It is also a case of ease, congested Chinese cities and pollution has been dissuading shoppers and encouraging them to go online, in hectic modern China the digital environment dominates and consumers are looking towards online shopping in order to utilize their time more effectively.
Chinese trust foreign brands:
There is a greater confidence in the quality of foreign products than Chinese brands, especially regarding luxury items and food products such as powdered baby milk. Both Alibaba and JD.com (the two largest platforms) are attracting many foreign brands. 82.8 % of Chinese e-commerce market is dominated by two local players : Tmall (Alibaba) and JD.com. Foreign brands therefore must enter the market through these domestic platforms in order to gain visibility.
Tmall Global :
Tmall global was specifically designed by Alibaba to host ‘stores’ for international brands, it is the largest online outlet for western products in China. JD.com are also launching a similar foreign section service. The guarantee of authenticity in a market full of counterfeit products is the reason for the growth and appeal in this western branded sector.
Changes in policy:
Recently, the Chinese government introduced new tax policy to effectively raise the price of goods over 2,000 RMB (USD 308) from abroad. This new policy of value added tax (VAT) imposed on the import will particularly impact on e-retailers that sell luxury goods as only goods under the value of 2.000 RMB (USD $308) will be subject to tax relief.
This new tax is not however surprising and will largely effect luxury brands whom can afford higher taxes due to the high cost and return on their investment in China in terms of sales. For the vast majority of imported products this new tax will have little effect.
A host of Chinese E-commerce channels:
It is important to familiarise yourself with the variety of e-commerce channels. Alibaba and JD.com dominate the market but there is growth in smaller, niche stores that are attracting consumers looking to differentiate themselves from the mainstream. Many fashion brands now set up their own stores online.
Growth of the micro store on WeChat:
Micro stores within the WeChat (the largest social media platform in China) are growing phenomenon. Users link their WeChat accounts up to their banking and can now browse e-stores within the application making it easy to purchase goods in this manner.

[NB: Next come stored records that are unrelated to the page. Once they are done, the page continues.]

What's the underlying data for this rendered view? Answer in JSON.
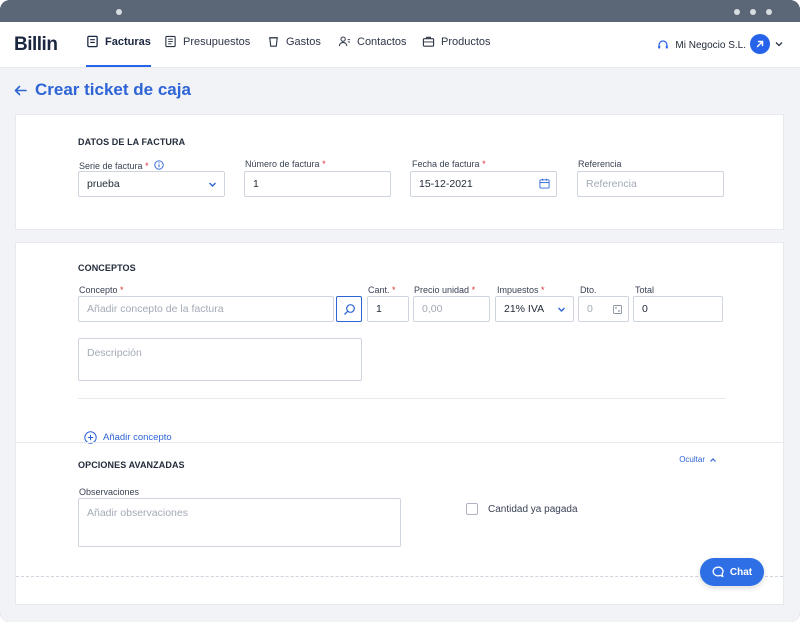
{
  "app": {
    "logo_text": "Billin",
    "nav": [
      {
        "label": "Facturas",
        "icon": "invoice-icon",
        "active": true
      },
      {
        "label": "Presupuestos",
        "icon": "budget-icon",
        "active": false
      },
      {
        "label": "Gastos",
        "icon": "expense-cup-icon",
        "active": false
      },
      {
        "label": "Contactos",
        "icon": "contacts-icon",
        "active": false
      },
      {
        "label": "Productos",
        "icon": "products-icon",
        "active": false
      }
    ],
    "company_name": "Mi Negocio S.L.",
    "accent_color": "#2563eb"
  },
  "page": {
    "title": "Crear ticket de caja"
  },
  "invoice_data": {
    "section_title": "DATOS DE LA FACTURA",
    "series_label": "Serie de factura",
    "series_value": "prueba",
    "number_label": "Número de factura",
    "number_value": "1",
    "date_label": "Fecha de factura",
    "date_value": "15-12-2021",
    "reference_label": "Referencia",
    "reference_placeholder": "Referencia"
  },
  "concepts": {
    "section_title": "CONCEPTOS",
    "concept_label": "Concepto",
    "concept_placeholder": "Añadir concepto de la factura",
    "qty_label": "Cant.",
    "qty_value": "1",
    "unit_price_label": "Precio unidad",
    "unit_price_placeholder": "0,00",
    "tax_label": "Impuestos",
    "tax_value": "21% IVA",
    "discount_label": "Dto.",
    "discount_placeholder": "0",
    "total_label": "Total",
    "total_value": "0",
    "description_placeholder": "Descripción",
    "add_concept_label": "Añadir concepto"
  },
  "advanced": {
    "section_title": "OPCIONES AVANZADAS",
    "toggle_label": "Ocultar",
    "observations_label": "Observaciones",
    "observations_placeholder": "Añadir observaciones",
    "paid_checkbox_label": "Cantidad ya pagada"
  },
  "chat": {
    "label": "Chat"
  }
}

This is an example of how China is at the forefront of combining social media and e-commerce in one integrated service. This means quality content promoting your goods on social media can lead directly to sales within the same platform. You can also utilize ‘apps within the app’ on WeChat where you fully customize your own page, offer customer services, present your product range and then allow purchases too.
Benji is a digital marketing and e-commerce specialist based in Shanghai, China. For more information see his blog and website here.
If you don’t know about JD.com, think of it as China’s Amazon; a B2C ecommerce platform where you can buy just about anything. And now thanks to a fantastic analysis from Richard at Value Investor, you can learn just what they’re about today (and tomorrow).
The world’s largest middle class will create as many new retail giants in China and Asia at large as there are in North America and Europe combined. Despite the fact JD.com is already China’s largest B2C retailer, it still has enormous room for growth.
But the question for merchants outside China is going to be how can we take part? If you are selling to Asia (or more likely buying from) let us know what your future plans are for taking part in Asian ecommerce opportunity.